One of the final audience comments was prescient in this regard: “it seems like what might be missing is a discussion of privilege in these projects.” Indeed, any community of practice is unlikely to persist for long if it doesn’t contain a diversity of interests.

New Accessions Spotlight (or My Cluttered Desk)

It’s been a busy start to spring here at UCSF A&SC: new events and exhibits coming up, lots of researchers, and of course many new collections. As is prone to happen during times like these, there is a pile of new materials sitting on my desk, just waiting for me to enter into our database and (eventually) our library catalog. Here are a few that I am particularly excited about:

Clark Sturges papers (MSS 2017-09)

Just in time for the 50th anniversary of the Summer of Love, we recently were given the papers of Clark Sturges that relate to his profile of Dr. David E. Smith. Smith founded the Haight Ashbury Free Medical Clinic in 1967 in response to the medical needs of many of the young people who came to San Francisco during the Summer of Love. Sturges completed the book in 1993, and the papers are composed mainly of taped interviews, research notes, and correspondence.

Steven Deeks papers (MSS 2017-10)

Another recent acquisition is the papers of Dr. Steven Deeks. The Deeks papers are primarily concerned with his involvement in the controversial baboon bone marrow transplant to an AIDS patient in 1995. While the transplant was not successful, it illustrates the sense of desperation of people with AIDS at that time–and also the highly innovative approaches that UCSF and SFGH doctors and researchers were taking at that time to combat the disease.

Mark Jacobson papers (MSS 2017-12)

Finally, another collection that recently found its way to my desk is the papers of Dr. Mark Jacobson. The Jacobson papers are a hodgepodge of different materials, including calendars, index cards with patient symptoms and medication, a multitude of electronic records (including his PalmPilot), and this Triomune 30 box, which he picked up on a trip overseas. Dr. Jacobson also gave us a substantial number of books for our burgeoning AIDS History collection, and recently wrote a novel based upon his experiences that mentions the patient index cards in its foreword.

Irene Pope, Nurse and Activist

This is a guest post by Griffin Burgess, ZSFG Archivist.

In honor of Women’s History Month and International Women’s Day, we’re recognizing Irene Pope, nurse and activist.

Irene Pope

Irene Pope was born in Berkeley, CA and graduated from the UCSF School of Nursing in 1947. She worked as a nurse at UC Hospital for eighteen months, then continued her education at Western Reserve University in Cleveland, earning her master’s degree. She returned to the UC as head nurse and later became the assistant director of nursing.

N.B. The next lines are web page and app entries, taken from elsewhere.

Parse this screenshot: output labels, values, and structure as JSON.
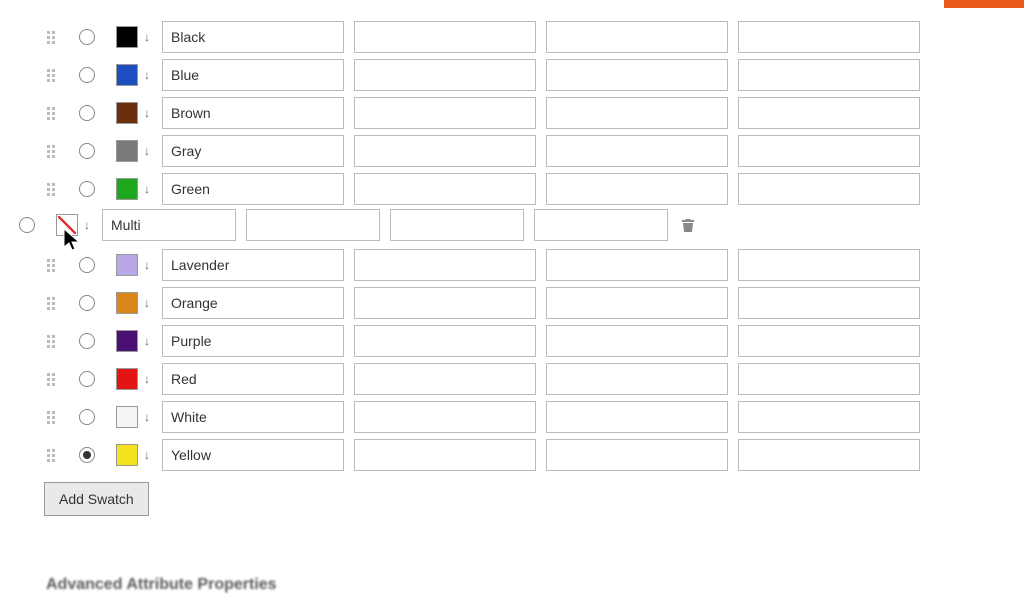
{
  "buttons": {
    "add_swatch": "Add Swatch"
  },
  "bottom_heading": "Advanced Attribute Properties",
  "default_row_index": 11,
  "dragging_row_index": 5,
  "swatches": [
    {
      "name": "Black",
      "color": "#000000",
      "nocolor": false
    },
    {
      "name": "Blue",
      "color": "#1e4fc2",
      "nocolor": false
    },
    {
      "name": "Brown",
      "color": "#6b2f10",
      "nocolor": false
    },
    {
      "name": "Gray",
      "color": "#7a7a7a",
      "nocolor": false
    },
    {
      "name": "Green",
      "color": "#1fa71f",
      "nocolor": false
    },
    {
      "name": "Multi",
      "color": "#ffffff",
      "nocolor": true
    },
    {
      "name": "Lavender",
      "color": "#b9a8e6",
      "nocolor": false
    },
    {
      "name": "Orange",
      "color": "#d98817",
      "nocolor": false
    },
    {
      "name": "Purple",
      "color": "#4b1073",
      "nocolor": false
    },
    {
      "name": "Red",
      "color": "#e31414",
      "nocolor": false
    },
    {
      "name": "White",
      "color": "#f5f5f5",
      "nocolor": false
    },
    {
      "name": "Yellow",
      "color": "#f5e21f",
      "nocolor": false
    }
  ]
}
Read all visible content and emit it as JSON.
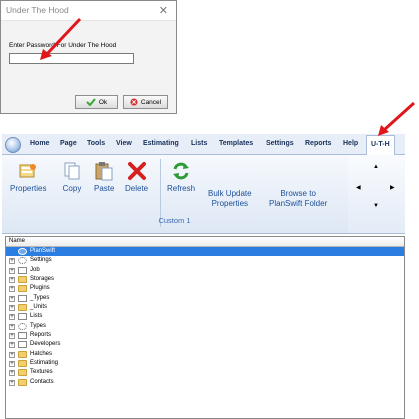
{
  "dialog": {
    "title": "Under The Hood",
    "close_glyph": "✕",
    "prompt": "Enter Password For Under The Hood",
    "password_value": "",
    "ok_label": "Ok",
    "cancel_label": "Cancel"
  },
  "ribbon": {
    "tabs": [
      "Home",
      "Page",
      "Tools",
      "View",
      "Estimating",
      "Lists",
      "Templates",
      "Settings",
      "Reports",
      "Help",
      "U-T-H"
    ],
    "active_tab": "U-T-H",
    "buttons": {
      "properties": "Properties",
      "copy": "Copy",
      "paste": "Paste",
      "delete": "Delete",
      "refresh": "Refresh",
      "bulk_update_1": "Bulk Update",
      "bulk_update_2": "Properties",
      "browse_1": "Browse to",
      "browse_2": "PlanSwift Folder"
    },
    "group_caption": "Custom 1",
    "accent_color": "#1e4f9a"
  },
  "tree": {
    "header": "Name",
    "rows": [
      {
        "label": "PlanSwift",
        "icon": "planswift-icon",
        "expander": false,
        "selected": true
      },
      {
        "label": "Settings",
        "icon": "gear-icon",
        "expander": true,
        "selected": false
      },
      {
        "label": "Job",
        "icon": "job-icon",
        "expander": true,
        "selected": false
      },
      {
        "label": "Storages",
        "icon": "folder-icon",
        "expander": true,
        "selected": false
      },
      {
        "label": "Plugins",
        "icon": "folder-icon",
        "expander": true,
        "selected": false
      },
      {
        "label": "_Types",
        "icon": "types-icon",
        "expander": true,
        "selected": false
      },
      {
        "label": "_Units",
        "icon": "folder-icon",
        "expander": true,
        "selected": false
      },
      {
        "label": "Lists",
        "icon": "list-icon",
        "expander": true,
        "selected": false
      },
      {
        "label": "Types",
        "icon": "gear-icon",
        "expander": true,
        "selected": false
      },
      {
        "label": "Reports",
        "icon": "report-icon",
        "expander": true,
        "selected": false
      },
      {
        "label": "Developers",
        "icon": "developers-icon",
        "expander": true,
        "selected": false
      },
      {
        "label": "Hatches",
        "icon": "folder-icon",
        "expander": true,
        "selected": false
      },
      {
        "label": "Estimating",
        "icon": "folder-icon",
        "expander": true,
        "selected": false
      },
      {
        "label": "Textures",
        "icon": "folder-icon",
        "expander": true,
        "selected": false
      },
      {
        "label": "Contacts",
        "icon": "folder-icon",
        "expander": true,
        "selected": false
      }
    ]
  },
  "colors": {
    "selection": "#2a7de1",
    "arrow": "#e0161b"
  }
}
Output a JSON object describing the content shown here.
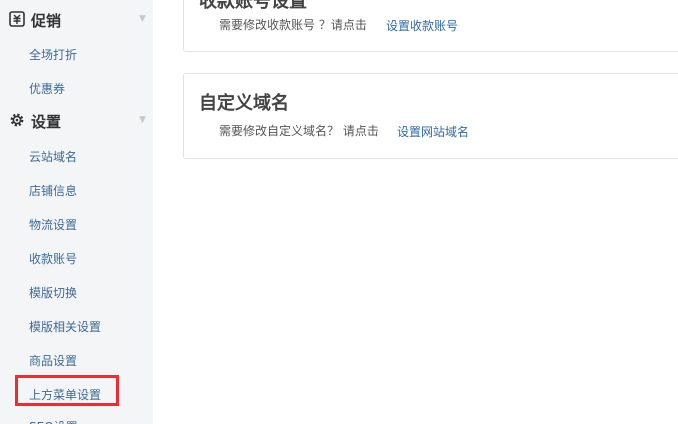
{
  "sidebar": {
    "promo": {
      "title": "促销",
      "icon": "promotion-icon",
      "items": [
        {
          "label": "全场打折"
        },
        {
          "label": "优惠券"
        }
      ]
    },
    "settings": {
      "title": "设置",
      "icon": "gear-icon",
      "items": [
        {
          "label": "云站域名"
        },
        {
          "label": "店铺信息"
        },
        {
          "label": "物流设置"
        },
        {
          "label": "收款账号"
        },
        {
          "label": "模版切换"
        },
        {
          "label": "模版相关设置"
        },
        {
          "label": "商品设置"
        },
        {
          "label": "上方菜单设置"
        },
        {
          "label": "SEO设置"
        }
      ]
    }
  },
  "main": {
    "payment_card": {
      "title": "收款账号设置",
      "desc": "需要修改收款账号 ？请点击",
      "link": "设置收款账号"
    },
    "domain_card": {
      "title": "自定义域名",
      "desc": "需要修改自定义域名？ 请点击",
      "link": "设置网站域名"
    }
  },
  "colors": {
    "link": "#2f6aa8",
    "nav_link": "#3f6a96",
    "highlight": "#ee2d33",
    "sidebar_bg": "#f4f5f7"
  }
}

Irene Pope (back row, center) with her UC classmates. From Medi-Cal yearbook, 1947.

Pope came to San Francisco General Hospital in 1960 as director of nursing. She inherited an institution with constant nursing turnover and little to no high-level coordination of nursing activity. Pope transformed the nursing service into a functional, united group while also focusing on improving working conditions for nurses.

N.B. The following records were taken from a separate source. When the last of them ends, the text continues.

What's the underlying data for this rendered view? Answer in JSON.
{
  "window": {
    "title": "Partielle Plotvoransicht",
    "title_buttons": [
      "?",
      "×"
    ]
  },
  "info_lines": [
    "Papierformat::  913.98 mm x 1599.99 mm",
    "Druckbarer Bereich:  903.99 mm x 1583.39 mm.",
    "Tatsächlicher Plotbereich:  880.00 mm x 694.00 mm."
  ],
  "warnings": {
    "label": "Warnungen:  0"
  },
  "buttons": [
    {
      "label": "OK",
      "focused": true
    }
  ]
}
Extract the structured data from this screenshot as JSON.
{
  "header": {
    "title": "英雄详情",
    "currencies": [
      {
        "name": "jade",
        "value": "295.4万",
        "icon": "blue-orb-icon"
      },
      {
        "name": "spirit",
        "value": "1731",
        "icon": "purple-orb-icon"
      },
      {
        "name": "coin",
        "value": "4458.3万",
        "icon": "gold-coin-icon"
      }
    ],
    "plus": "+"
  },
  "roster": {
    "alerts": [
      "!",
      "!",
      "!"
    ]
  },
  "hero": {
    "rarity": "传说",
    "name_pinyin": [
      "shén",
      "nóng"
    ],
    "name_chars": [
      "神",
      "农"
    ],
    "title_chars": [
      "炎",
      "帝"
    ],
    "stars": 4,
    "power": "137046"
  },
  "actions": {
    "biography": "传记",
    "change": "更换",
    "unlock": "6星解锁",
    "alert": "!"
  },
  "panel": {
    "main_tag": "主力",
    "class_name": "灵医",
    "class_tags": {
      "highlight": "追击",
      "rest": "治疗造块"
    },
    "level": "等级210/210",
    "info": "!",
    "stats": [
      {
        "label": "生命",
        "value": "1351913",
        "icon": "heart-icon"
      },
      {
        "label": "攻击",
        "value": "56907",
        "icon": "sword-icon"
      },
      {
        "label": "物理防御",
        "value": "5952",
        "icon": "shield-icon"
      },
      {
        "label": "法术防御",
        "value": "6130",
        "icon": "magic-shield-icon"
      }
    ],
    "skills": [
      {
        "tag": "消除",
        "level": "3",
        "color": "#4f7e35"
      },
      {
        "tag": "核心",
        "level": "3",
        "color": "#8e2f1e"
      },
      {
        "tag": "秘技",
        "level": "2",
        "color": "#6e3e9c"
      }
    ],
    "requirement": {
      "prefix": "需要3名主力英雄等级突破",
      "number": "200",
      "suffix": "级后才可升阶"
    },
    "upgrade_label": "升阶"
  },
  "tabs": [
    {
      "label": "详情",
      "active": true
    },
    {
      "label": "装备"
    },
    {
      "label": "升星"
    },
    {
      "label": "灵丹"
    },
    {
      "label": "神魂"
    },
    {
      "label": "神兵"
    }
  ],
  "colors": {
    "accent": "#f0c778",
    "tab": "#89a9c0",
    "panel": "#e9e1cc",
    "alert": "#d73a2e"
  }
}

At the time, nurses at SFGH were paid very little compared to other San Francisco city workers and nurses around the country. Nurses had never gone on strike before in the U.S. and were in fact prohibited from striking, so in 1966, the SFGH nurses staged a “sickout.” All staff nurses called in sick while Pope and other head nurses kept the hospital going. The sickout lasted three days and resulted in a 40 percent pay raise for the nursing staff.

When asked about the sickout, Pope gave her full support and said, “we are interested in saving the profession, as well as seeking betterment for ourselves.”

In 1971, Pope left SFGH to serve as president-elect and then president of the California Nurses Association, where she lobbied to pass the Nurses Practice Act, paving the way for nurse practitioners. Pope spent her career working tirelessly for nurses and the nursing profession as a whole, and her efforts have created lasting change at ZSFG and beyond.